Regardless, there will be confusion and unknowns. “If we have a new president, then there’s uncertainty from a policy perspective,” Ackman says. “And if Trump is re-elected, then we have uncertainty in terms of what Trump’s second term is going to look like. It’s going to be a period of political uncertainty. And uncertainty is not a friend of markets.”

Along with his early-2019 marriage to Neri Oxman and their toddler daughter, much of the bounce in Ackman’s step these days comes from his March trade. It all started with a nightmare. Ackman likes to think of himself as Mr. Optimist when it comes to stocks—Herbalife aside. But toward the end of January, he was getting “increasingly bearish” as he learned more about the coronavirus, which had started to spread around the world. By then, the stock and bond markets were both priced for perfection. The Dow Jones Industrial Average hit its peak of 29,551 on Feb. 12, and the average yield on high-yield bonds was 5% when it arguably should have been twice that on a risk-adjusted basis. Ackman says that he didn’t think the high-flying markets could last: “My nightmare was, you had this virus that replicates and infects incredibly rapidly.”

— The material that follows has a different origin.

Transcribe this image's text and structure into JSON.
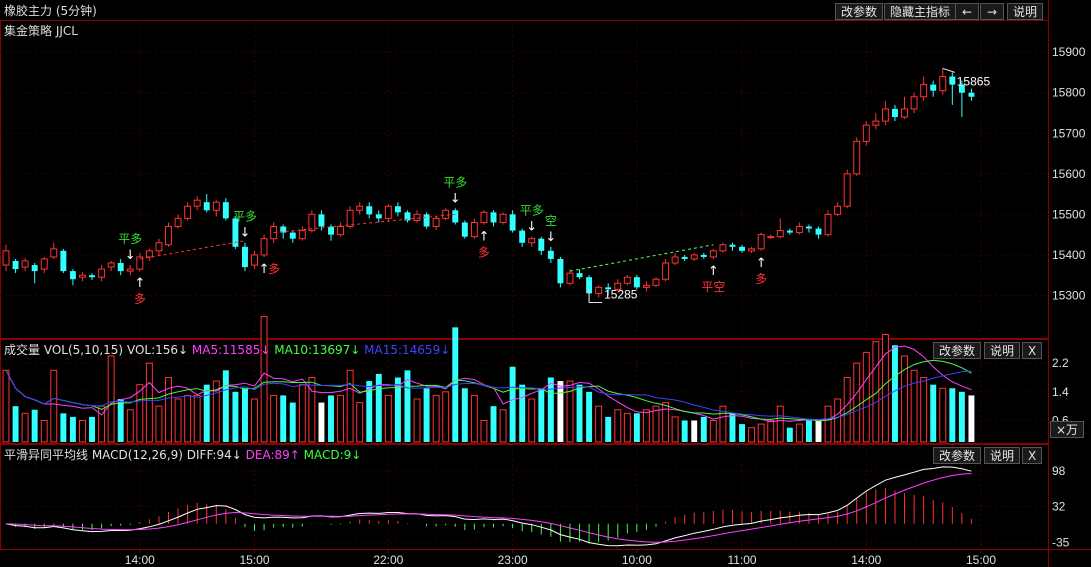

He considered locking in some gains by selling big holdings such as Lowe’s (LOW), Chipotle Mexican Grill (CMG), Agilent Technologies (A), and Hilton Worldwide (HLT). He had already sold his stake in Starbucks (SBUX); it had reached his valuation estimate, and its exposure to China was a concern. And he trimmed his 20% position in Chipotle to 15%. But he’s on the board of many of the companies he has big positions in, and there are tax considerations for selling, given how well the stocks had performed. “We’re very supportive of management,” he says. “We’re long-term investors, and we’d look bad if we just blow it out.”

Instead, Ackman hedged his long exposure by buying insurance in case the spreads in the bond market widened as the fear of the virus increased. Starting around Feb. 22, he bought protection on three different bond indexes: the U.S. investment-grade bond index, the European investment-grade bond index, and the U.S. high-yield bond index. Since fear was seriously out of style at the time, Ackman’s cost of protection was very low. “The market for credit default swaps had been so tight that the spreads were quoted in fractions of a basis point,” he says.

This was no small operation. Ackman was looking to buy more than $50 billion of notional protection. It took a few days before his intermediaries at Bank of America,